Since 1977, Charles Bonnet has been the director of the Kerma site.
Aerial view of the city of Kerma with its temple precinct
Predynastic (3500-2950 BCE): Old and middle pre-Kerma
Thinite Period (2950-2780 BCE): Recent pre-Kerma
Old Kingdom (2635-2140 BCE): Old Kerma (2450-2050 BCE), 2400 founding of Nubian town of Kerma with religious precinct
First Intermediate Period (2140-2020 BCE): Old Kerma
Middle Kingdom (2022-1750 BCE): Middle Kerma (2050-1750 BCE), Royal palaces; audience chamber; founding of a second city; Large princely tumuli
Second Intermediate Period (1750-1550 BCE): Classic Kerma (1750-1450 BCE), Construction of Deffufa; Great royal tumuli and funerary temples; Kerma monarchs occupy forts on second cataract
New Kingdom (1550-1080 BCE): 1500 BCE: end of Kerma kingdom and foundation of Egyptian city of Pnubs on site of Doukki Gel, 1 km north of Nubian town (Thutmosid, Amarnian, and Ramessid temples

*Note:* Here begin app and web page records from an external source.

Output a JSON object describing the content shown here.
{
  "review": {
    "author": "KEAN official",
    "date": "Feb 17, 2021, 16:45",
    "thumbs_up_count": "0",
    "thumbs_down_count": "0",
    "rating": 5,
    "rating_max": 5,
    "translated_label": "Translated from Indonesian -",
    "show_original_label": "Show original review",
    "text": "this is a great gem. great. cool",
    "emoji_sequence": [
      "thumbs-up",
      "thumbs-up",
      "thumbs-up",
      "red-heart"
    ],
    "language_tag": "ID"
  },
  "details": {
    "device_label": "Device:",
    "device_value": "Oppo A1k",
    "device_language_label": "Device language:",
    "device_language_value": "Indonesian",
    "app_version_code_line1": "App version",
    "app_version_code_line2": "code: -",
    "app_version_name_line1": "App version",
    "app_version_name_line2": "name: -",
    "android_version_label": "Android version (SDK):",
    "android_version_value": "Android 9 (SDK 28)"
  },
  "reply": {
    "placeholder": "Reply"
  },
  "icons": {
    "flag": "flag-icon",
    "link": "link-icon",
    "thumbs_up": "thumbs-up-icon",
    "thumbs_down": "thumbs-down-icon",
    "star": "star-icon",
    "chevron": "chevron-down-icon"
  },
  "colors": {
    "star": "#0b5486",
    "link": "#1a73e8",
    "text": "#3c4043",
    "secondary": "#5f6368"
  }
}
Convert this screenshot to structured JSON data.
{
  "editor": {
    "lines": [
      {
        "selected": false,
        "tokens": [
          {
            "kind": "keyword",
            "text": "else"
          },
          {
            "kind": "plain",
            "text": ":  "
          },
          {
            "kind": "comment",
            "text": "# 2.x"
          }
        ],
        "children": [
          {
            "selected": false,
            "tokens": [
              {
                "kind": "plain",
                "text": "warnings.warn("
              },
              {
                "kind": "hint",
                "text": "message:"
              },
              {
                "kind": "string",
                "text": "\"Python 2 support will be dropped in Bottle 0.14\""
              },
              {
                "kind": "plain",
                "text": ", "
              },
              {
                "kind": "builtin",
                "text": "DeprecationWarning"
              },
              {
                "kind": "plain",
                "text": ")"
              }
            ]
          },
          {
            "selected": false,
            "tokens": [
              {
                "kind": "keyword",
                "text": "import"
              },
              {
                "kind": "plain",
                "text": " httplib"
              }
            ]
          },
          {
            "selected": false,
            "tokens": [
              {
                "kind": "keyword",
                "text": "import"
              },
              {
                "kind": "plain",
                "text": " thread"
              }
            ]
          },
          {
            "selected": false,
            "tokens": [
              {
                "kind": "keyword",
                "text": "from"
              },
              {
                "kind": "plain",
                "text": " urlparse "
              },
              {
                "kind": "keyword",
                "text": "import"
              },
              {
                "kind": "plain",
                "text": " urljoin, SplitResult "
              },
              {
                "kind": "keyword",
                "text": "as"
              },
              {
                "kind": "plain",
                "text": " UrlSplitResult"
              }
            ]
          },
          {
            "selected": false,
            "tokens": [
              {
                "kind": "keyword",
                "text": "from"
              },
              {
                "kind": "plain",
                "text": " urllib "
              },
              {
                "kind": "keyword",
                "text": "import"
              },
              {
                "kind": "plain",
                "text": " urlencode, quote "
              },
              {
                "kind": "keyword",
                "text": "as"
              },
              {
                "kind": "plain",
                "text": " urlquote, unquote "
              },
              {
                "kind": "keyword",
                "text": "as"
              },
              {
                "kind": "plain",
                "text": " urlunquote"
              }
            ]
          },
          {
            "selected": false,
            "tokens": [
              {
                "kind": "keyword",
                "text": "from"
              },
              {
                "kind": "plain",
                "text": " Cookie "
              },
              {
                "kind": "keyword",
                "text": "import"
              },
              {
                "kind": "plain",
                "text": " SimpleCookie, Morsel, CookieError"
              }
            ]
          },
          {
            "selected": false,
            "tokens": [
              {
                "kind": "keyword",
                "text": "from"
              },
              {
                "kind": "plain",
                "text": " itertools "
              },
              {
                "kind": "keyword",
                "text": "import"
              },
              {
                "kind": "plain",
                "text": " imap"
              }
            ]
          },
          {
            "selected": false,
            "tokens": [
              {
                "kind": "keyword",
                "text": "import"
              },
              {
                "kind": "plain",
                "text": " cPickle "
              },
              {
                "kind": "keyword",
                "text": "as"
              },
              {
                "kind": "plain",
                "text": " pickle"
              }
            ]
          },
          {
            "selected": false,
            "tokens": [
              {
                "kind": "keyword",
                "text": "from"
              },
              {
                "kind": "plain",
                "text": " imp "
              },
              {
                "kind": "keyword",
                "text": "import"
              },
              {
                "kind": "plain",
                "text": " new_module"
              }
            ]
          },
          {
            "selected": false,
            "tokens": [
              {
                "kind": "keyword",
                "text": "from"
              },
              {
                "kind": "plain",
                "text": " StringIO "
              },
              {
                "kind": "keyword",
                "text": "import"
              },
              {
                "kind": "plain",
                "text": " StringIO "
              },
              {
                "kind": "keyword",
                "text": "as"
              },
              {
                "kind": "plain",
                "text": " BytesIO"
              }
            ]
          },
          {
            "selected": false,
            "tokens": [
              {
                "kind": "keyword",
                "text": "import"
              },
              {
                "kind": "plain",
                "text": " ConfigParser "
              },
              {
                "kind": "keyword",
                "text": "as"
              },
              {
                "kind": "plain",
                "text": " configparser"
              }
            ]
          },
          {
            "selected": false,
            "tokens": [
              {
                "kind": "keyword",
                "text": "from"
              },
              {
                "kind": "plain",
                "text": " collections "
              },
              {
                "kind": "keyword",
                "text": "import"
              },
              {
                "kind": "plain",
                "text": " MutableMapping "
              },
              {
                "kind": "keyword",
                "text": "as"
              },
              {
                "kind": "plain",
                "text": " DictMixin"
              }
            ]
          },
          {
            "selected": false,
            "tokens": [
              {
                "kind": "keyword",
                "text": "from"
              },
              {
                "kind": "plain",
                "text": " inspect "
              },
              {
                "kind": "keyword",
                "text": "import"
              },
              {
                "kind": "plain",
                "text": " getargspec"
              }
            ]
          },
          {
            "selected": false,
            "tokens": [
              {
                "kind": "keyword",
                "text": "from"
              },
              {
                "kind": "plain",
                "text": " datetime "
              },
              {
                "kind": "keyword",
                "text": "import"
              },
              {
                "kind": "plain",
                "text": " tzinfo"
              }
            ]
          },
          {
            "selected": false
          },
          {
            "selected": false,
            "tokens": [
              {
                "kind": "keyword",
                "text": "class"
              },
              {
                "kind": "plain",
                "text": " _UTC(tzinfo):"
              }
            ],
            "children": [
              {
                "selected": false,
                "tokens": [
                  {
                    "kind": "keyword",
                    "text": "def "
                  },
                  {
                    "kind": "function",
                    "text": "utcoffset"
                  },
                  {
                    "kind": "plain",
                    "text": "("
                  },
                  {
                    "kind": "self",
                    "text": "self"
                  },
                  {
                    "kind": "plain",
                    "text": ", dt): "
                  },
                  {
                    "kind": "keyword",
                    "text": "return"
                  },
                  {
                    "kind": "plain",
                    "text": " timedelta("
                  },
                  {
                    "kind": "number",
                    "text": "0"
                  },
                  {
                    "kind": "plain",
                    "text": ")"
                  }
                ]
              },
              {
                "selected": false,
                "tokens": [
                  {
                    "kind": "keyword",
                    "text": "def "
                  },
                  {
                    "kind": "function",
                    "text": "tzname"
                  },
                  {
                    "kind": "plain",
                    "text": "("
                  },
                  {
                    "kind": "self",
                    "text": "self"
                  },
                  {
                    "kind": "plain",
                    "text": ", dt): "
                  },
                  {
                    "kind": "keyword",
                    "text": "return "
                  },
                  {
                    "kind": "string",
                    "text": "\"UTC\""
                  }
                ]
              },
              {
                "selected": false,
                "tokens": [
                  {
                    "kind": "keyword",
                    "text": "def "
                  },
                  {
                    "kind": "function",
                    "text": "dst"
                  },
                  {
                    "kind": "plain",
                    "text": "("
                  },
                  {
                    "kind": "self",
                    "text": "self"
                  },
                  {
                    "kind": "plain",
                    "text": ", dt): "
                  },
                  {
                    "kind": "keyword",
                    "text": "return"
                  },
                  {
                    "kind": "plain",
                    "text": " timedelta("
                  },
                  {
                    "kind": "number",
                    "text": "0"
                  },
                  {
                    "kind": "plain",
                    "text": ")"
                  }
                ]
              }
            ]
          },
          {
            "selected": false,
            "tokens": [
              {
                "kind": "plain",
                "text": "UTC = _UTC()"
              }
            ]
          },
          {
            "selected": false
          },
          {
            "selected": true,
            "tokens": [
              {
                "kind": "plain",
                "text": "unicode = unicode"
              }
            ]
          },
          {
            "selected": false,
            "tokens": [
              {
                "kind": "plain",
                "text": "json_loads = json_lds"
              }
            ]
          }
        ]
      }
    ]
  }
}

Third Intermediate Period (1080-715 BCE): Several independent but Egyptianize Kushite kingdoms; scant Egyptian documentation; contacts maintained between Egypt and Nubia
Late Period (715-330 BCE): Shabaqo's temple; Taharqa's stature; Tanutamun's statues; Statues of Senkamanisken, Analmani, Aspelta; 593 BCE: Psamtik II's campaign in Egypt; Destruction of statues at Kerma and Gebel Barkal; Napatan temples at Doukki Gel; town extends toward river
Greek Period (330-30 BCE): Kerma scant information
Roman Period (30 BCE onward): Meroitic temples at Doukki Gel
More Beneath the Sand?
Nubia: The Black Kingdom of Kush
Historians have long known about Kush, but relegated its importance to a vassal state of Egypt, significant only for its gold reserves. Early excavations in the Kush capital at Kerma suffered from the innate racism of the archaeologists. Fabulous grave goods, discovered in the 20th century, were thought to have belonged to Kush's Egyptian overlords. They didn't consider that a black African culture could have challenged Egypt's supremacy. - Dr. Timothy Kendall, a Sudan archaeologist